China’s tech giants are racing to build a great wall of content. Smartphone maker Xiaomi and e-commerce group Alibaba have channeled billions of dollars into programming for internet TV. It could be more than a fad. If viewers pay up, content can bring in revenue streams more stable and lucrative than ad dollars and one-off hardware sales. For investors, that’s something worth tuning in to.
Xiaomi’s $300 million investment in online video site iQiyi, announced on Nov. 18, is the latest installment of a $1 billion planned investment in internet TV content. Just a week earlier, the company sealed a separate alliance with another popular video site, Youku Tudou. Alibaba is similarly stretching its business model.

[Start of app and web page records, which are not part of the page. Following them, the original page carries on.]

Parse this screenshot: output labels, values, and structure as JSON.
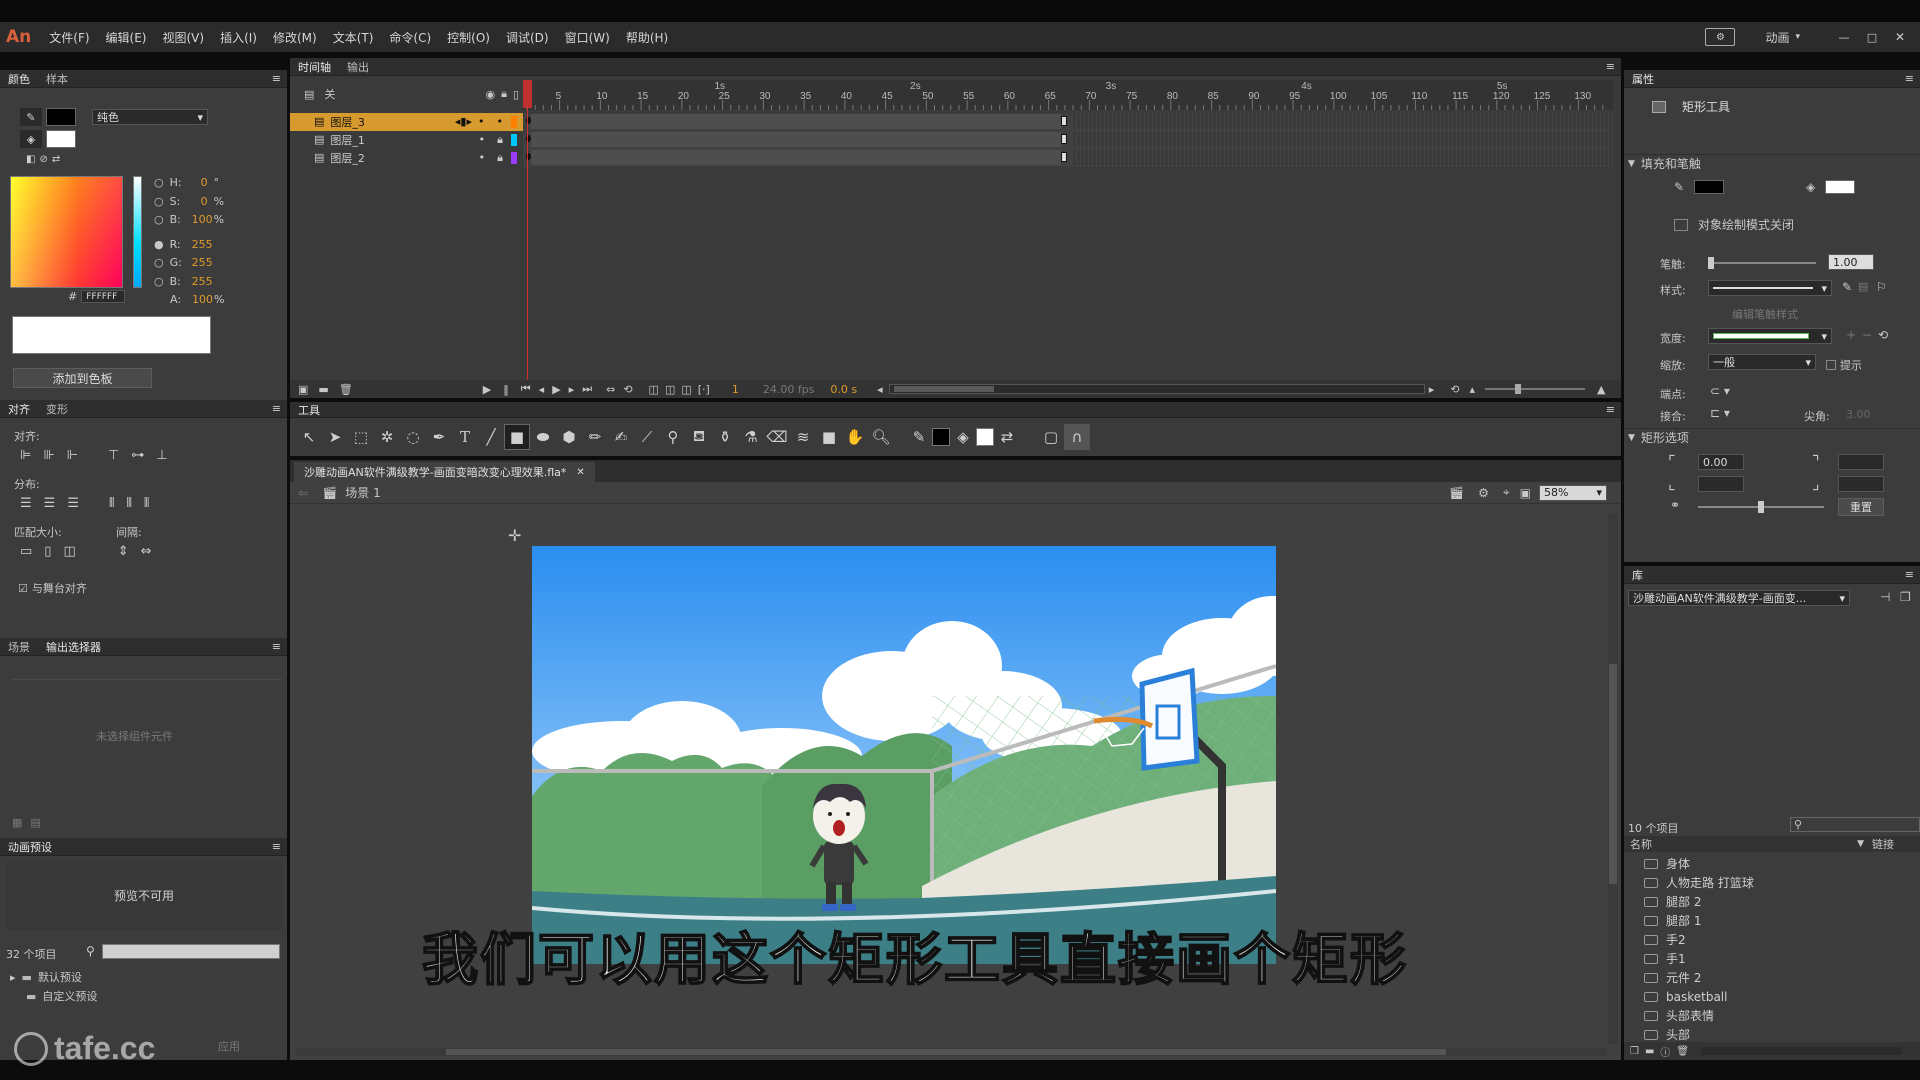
{
  "app": {
    "logo": "An",
    "menu": [
      "文件(F)",
      "编辑(E)",
      "视图(V)",
      "插入(I)",
      "修改(M)",
      "文本(T)",
      "命令(C)",
      "控制(O)",
      "调试(D)",
      "窗口(W)",
      "帮助(H)"
    ],
    "workspace": "动画",
    "window_controls": [
      "—",
      "□",
      "✕"
    ]
  },
  "color_panel": {
    "tabs": [
      "颜色",
      "样本"
    ],
    "type": "纯色",
    "h": "0",
    "h_unit": "°",
    "s": "0",
    "s_unit": "%",
    "b": "100",
    "b_unit": "%",
    "r": "255",
    "g": "255",
    "bl": "255",
    "hex": "FFFFFF",
    "alpha": "100",
    "alpha_unit": "%",
    "h_label": "H:",
    "s_label": "S:",
    "b_label": "B:",
    "r_label": "R:",
    "g_label": "G:",
    "bl_label": "B:",
    "a_label": "A:",
    "hash": "#",
    "add_swatch": "添加到色板"
  },
  "align_panel": {
    "tabs": [
      "对齐",
      "变形"
    ],
    "align": "对齐:",
    "distribute": "分布:",
    "match_size": "匹配大小:",
    "spacing": "间隔:",
    "to_stage": "与舞台对齐"
  },
  "scene_panel": {
    "tabs": [
      "场景",
      "输出选择器"
    ],
    "empty": "未选择组件元件"
  },
  "motion_presets": {
    "title": "动画预设",
    "preview": "预览不可用",
    "count": "32 个项目",
    "folders": [
      "默认预设",
      "自定义预设"
    ],
    "apply": "应用"
  },
  "timeline": {
    "tabs": [
      "时间轴",
      "输出"
    ],
    "header_label": "关",
    "layers": [
      {
        "name": "图层_3",
        "selected": true,
        "color": "#ff7f00"
      },
      {
        "name": "图层_1",
        "selected": false,
        "color": "#00c6ff"
      },
      {
        "name": "图层_2",
        "selected": false,
        "color": "#9a3cff"
      }
    ],
    "seconds": [
      "1s",
      "2s",
      "3s",
      "4s",
      "5s"
    ],
    "frames": [
      "5",
      "10",
      "15",
      "20",
      "25",
      "30",
      "35",
      "40",
      "45",
      "50",
      "55",
      "60",
      "65",
      "70",
      "75",
      "80",
      "85",
      "90",
      "95",
      "100",
      "105",
      "110",
      "115",
      "120",
      "125",
      "130"
    ],
    "current_frame": "1",
    "fps": "24.00 fps",
    "time": "0.0 s"
  },
  "tools_panel": {
    "title": "工具"
  },
  "document": {
    "tab": "沙雕动画AN软件满级教学-画面变暗改变心理效果.fla*",
    "scene": "场景 1",
    "zoom": "58%"
  },
  "subtitle": "我们可以用这个矩形工具直接画个矩形",
  "watermark": "tafe.cc",
  "properties": {
    "tab": "属性",
    "tool_name": "矩形工具",
    "fill_stroke": "填充和笔触",
    "object_draw": "对象绘制模式关闭",
    "stroke_label": "笔触:",
    "stroke_value": "1.00",
    "style_label": "样式:",
    "width_label": "宽度:",
    "scale_label": "缩放:",
    "scale_value": "一般",
    "hint": "提示",
    "cap_label": "端点:",
    "join_label": "接合:",
    "miter_label": "尖角:",
    "miter_value": "3.00",
    "edit_style": "编辑笔触样式",
    "rect_options": "矩形选项",
    "corner_value": "0.00",
    "reset": "重置",
    "stroke_color": "#000000",
    "fill_color": "#ffffff"
  },
  "library": {
    "tab": "库",
    "doc": "沙雕动画AN软件满级教学-画面变...",
    "count": "10 个项目",
    "col_name": "名称",
    "col_link": "链接",
    "items": [
      "身体",
      "人物走路 打篮球",
      "腿部 2",
      "腿部 1",
      "手2",
      "手1",
      "元件 2",
      "basketball",
      "头部表情",
      "头部"
    ]
  }
}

The company and its chief executive have splashed out some $3 billion dollars this year in entertainment alone.
Watching online shows on a television is a new idea for China’s 618 million internet users, many of whom use smartphones. Sales of internet-connected TVs and set-top boxes were just 24 million in 2013, according to iResearch. In contrast, Youku Tudou has over 500 million people streaming shows for free at least once a month. While Goldman Sachs reckons the audience for internet TV could hit 77 million by 2015, it has so far been hard to pin down a decent business model.

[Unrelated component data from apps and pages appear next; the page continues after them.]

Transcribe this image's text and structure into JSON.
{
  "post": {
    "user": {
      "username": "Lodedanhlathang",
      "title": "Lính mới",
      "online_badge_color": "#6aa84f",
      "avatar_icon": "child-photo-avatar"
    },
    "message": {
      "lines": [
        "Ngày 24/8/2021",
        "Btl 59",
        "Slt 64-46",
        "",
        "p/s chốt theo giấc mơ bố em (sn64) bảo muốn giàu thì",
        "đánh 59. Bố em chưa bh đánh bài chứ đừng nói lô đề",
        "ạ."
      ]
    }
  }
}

Yet there could be more to this content craze. The loss-making Youku Tudou relies on advertising for almost 90 percent of its revenue. As users move from desktops to smaller screens, it gets harder to make advertisers pay. TV makers like Xiaomi are facing competition from companies like Alibaba and search engine operator Baidu flooding the market with smart TV sets boasting exclusive content. For all of them, charging for content is a way of locking in more predictable revenue streams – which investors should in theory support.
The big question is whether viewers will pay. Achieving a victory over consumers’ wallets like that of U.S.-based Netflix is easier said than done. Enticing viewers with content could also backfire and rile the country’s unpredictable censors. The race for who gets a slice of the lucrative internet TV market is getting dramatic, but there is still time for spoilers.